Topics: Geography Education, Geographic Information Science and Systems
Keywords: GIS, education, student research, undergraduate, geospatial data
Session Type: Paper
Start / End Time: 9:55 AM / 11:35 AM
Room: Roosevelt 3, Marriott, Exhibition Level
Presentation File: No File Uploaded
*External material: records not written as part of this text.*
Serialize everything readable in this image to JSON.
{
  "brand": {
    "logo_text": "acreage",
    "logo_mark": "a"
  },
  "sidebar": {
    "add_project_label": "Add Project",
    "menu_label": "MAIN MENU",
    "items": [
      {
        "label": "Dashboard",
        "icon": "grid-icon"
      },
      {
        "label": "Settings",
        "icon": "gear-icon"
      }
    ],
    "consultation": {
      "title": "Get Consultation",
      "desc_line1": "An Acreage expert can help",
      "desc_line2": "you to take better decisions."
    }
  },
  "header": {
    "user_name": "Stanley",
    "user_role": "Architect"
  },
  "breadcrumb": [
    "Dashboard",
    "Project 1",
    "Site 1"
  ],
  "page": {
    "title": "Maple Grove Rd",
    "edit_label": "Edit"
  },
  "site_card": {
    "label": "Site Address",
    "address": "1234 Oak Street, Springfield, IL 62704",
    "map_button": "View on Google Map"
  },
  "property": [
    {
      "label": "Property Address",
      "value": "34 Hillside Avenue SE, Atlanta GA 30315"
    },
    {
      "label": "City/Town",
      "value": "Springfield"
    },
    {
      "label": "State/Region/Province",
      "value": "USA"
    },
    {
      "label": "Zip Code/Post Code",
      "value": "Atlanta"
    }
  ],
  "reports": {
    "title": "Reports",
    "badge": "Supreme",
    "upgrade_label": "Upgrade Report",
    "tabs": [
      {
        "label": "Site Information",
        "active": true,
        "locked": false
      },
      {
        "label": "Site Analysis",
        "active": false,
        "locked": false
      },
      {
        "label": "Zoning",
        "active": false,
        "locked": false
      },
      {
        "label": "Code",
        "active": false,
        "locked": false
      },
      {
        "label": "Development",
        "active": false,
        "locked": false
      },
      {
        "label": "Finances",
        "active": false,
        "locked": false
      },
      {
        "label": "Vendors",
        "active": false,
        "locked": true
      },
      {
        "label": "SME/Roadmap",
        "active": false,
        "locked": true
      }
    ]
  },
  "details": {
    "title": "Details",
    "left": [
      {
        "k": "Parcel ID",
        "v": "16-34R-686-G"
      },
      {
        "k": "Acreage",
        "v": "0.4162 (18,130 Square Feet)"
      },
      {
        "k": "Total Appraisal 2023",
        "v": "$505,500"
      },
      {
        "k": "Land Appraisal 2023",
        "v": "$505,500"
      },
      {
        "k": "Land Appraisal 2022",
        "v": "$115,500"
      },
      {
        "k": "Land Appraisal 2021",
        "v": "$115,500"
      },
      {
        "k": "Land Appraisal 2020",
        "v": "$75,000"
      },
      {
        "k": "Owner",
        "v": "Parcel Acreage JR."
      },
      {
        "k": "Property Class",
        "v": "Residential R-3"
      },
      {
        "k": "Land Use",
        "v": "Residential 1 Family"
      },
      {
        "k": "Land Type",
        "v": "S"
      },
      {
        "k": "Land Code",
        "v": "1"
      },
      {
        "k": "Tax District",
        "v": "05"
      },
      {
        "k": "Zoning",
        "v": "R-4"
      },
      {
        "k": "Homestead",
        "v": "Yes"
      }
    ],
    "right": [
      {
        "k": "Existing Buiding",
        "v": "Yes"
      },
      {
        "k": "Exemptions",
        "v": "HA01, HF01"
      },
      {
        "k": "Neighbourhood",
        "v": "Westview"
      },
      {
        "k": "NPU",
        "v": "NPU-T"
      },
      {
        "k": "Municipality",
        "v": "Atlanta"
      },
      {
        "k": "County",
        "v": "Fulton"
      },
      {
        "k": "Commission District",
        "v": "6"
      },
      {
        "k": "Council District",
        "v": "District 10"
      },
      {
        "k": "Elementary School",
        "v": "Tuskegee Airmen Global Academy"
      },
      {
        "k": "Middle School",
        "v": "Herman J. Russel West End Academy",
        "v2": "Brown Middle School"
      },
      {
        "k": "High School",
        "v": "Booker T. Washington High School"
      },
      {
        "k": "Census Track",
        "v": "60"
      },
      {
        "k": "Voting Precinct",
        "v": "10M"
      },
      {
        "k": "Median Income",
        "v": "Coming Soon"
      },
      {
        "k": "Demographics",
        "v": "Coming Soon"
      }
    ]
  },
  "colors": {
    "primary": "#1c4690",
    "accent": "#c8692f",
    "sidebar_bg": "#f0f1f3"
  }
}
The benefits of involving undergraduates in faculty research using GIScience and technologies with geospatial data are manifold for professors, students, and academic programs alike. For faculty, the one-on-one and small-group settings offer opportunities to reinforce foundational concepts introduced in an undergraduate geography-based curriculum, such as concepts of spatial thinking, spatial analysis, approaches utilizing geospatial data, and visualization methods, while encouraging motivated students to think of themselves as front-line scholars and elevate their skills beyond those required in their coursework. For students, the opportunities to learn research methodologies, cultivate presentation and other professional “soft skills,” and contribute to real-world innovations put them on trajectories for graduate school and job placement. The Spatial Sciences Institute at the University of Southern California has created a model for conducting faculty-student GIS research which capitalizes on the value of student experiential learning and supports faculty in maximizing their research funding and building their promotion dossiers. This model incorporates protocols to maximize student participation and engagement, especially among freshmen and first-generation students, faculty effort in producing publications and indicia of effective teaching, and impact for communications and fundraising purposes. The tangible research results as evidenced by conference presentations, awards, scholarships, publications, and placement in internships, post-baccalaureate jobs, and graduate programs redound not only to the benefit of students and faculty, but to their academic programs, as well.